Hakeem Nooruddin was the most trusted disciple of Mirza Ghulam Ahmad.
He was the student of Shah Abdul Ghani of the Deobandi school. According to the school,
"After he completed his studios, Shah Sahib told him: "Mian Nuruddin! Books you have already finished; now learn something about remembering Allah". He replied "Sir! I have read the Quran, l have read the Hadith. What's remembrance of Allah besides this?" "Nuruddin! You must have estimated from my lectures on Hadith", said Shah Abdul Ghani, "that l transform the traditional into the rational by the practice of remembering Allah this rational will become perceptible" (http://www.darululoom-deoband.com/english/aboutdarululoom/school_of_thought.htm)
An apothecary by profession, he was from Bhera and was in the employ of the Raja of Kashmir when he moved to Qadian to be with Mirza Ghulam Ahmad, and was his trusted advisor, doctor and friend. It is believed that they had met up first in Kashmir after the death of Mirza's father, circa 1875 (Raees-e-Qadian).

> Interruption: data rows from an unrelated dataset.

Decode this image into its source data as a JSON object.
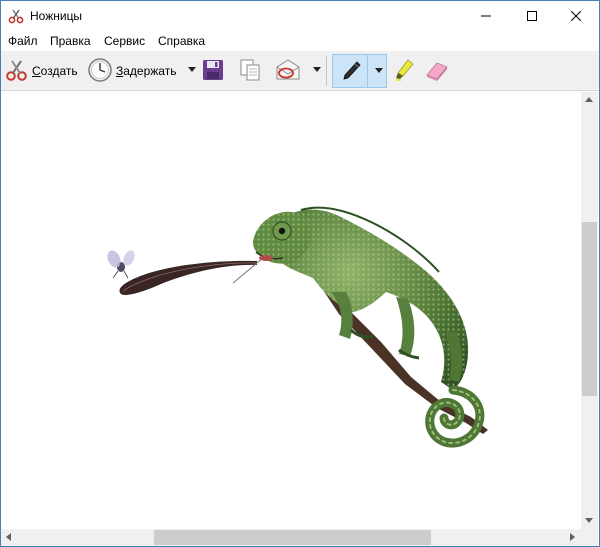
{
  "window": {
    "title": "Ножницы"
  },
  "menu": {
    "items": [
      "Файл",
      "Правка",
      "Сервис",
      "Справка"
    ]
  },
  "toolbar": {
    "new_label_prefix": "С",
    "new_label_rest": "оздать",
    "delay_label_prefix": "З",
    "delay_label_rest": "адержать"
  },
  "icons": {
    "app": "scissors-icon",
    "new": "scissors-icon",
    "delay": "clock-icon",
    "save": "floppy-disk-icon",
    "copy": "copy-icon",
    "send": "envelope-icon",
    "pen": "pen-icon",
    "highlighter": "highlighter-icon",
    "eraser": "eraser-icon"
  },
  "colors": {
    "pen_active_bg": "#cce4f7",
    "chameleon_green": "#4f7f3a",
    "window_border": "#4a7ebb"
  }
}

In 1908, he became the head of the Ahmadiyya: according to the Qadiani narration - as the first Khalifa, and according to the Lahori, as the head of the Sadr Anjuman Ahmadiyya, the governing body that Mirza Ghulam Ahmad had left as his successor.
He was also the claimant of many supernatural experiences, although he never claimed direct divine revelation (ilhaam). His administration was marked with internal jockeying for position, a severe reduction in Ahmadiyya numbers and revenue.
In 1914, he died from complications suffered as the result of a fall from a horse. His death led to the first schism in the Ahmadiyya.
His thoughts and beliefs were a mixture of Sufism and Deobandi doctrine. He shifts easily from literary to metaphorical and back, as can be seen by this collection of comments on the Quran: Aqwal-e-Zareen fi Irshad Nooruddin (12 MB PDF). When he was to be married to a lady from Ludhiana, this conflict also comes up in his correspondence.
Another influence on him was Sir Syed Ahmad Khan. Through his correspondence with Mirza Ghulam Ahmad (from Maktoobat), Nooruddin had the idea for the original claim of 'matheel-e-maseeh' (like the Messiah) and advised the Mirza against claiming to be the real Messiah, which the Mirza did anyways.
His loyalty came from the Sufi side of his thought. Whereas Deobandi scholars like Batalvi could not compromise their intellectual integrity and distanced themselves from the Mirza over time, Nooruddin would continue to guide the Mirza and be guided by him. He is believed to have famously said, 'I did not abandon Mirza even during the Muhammadi Begum saga, why would I abandon him now?'
Mirza Mahmud Ahmad of his allegiance.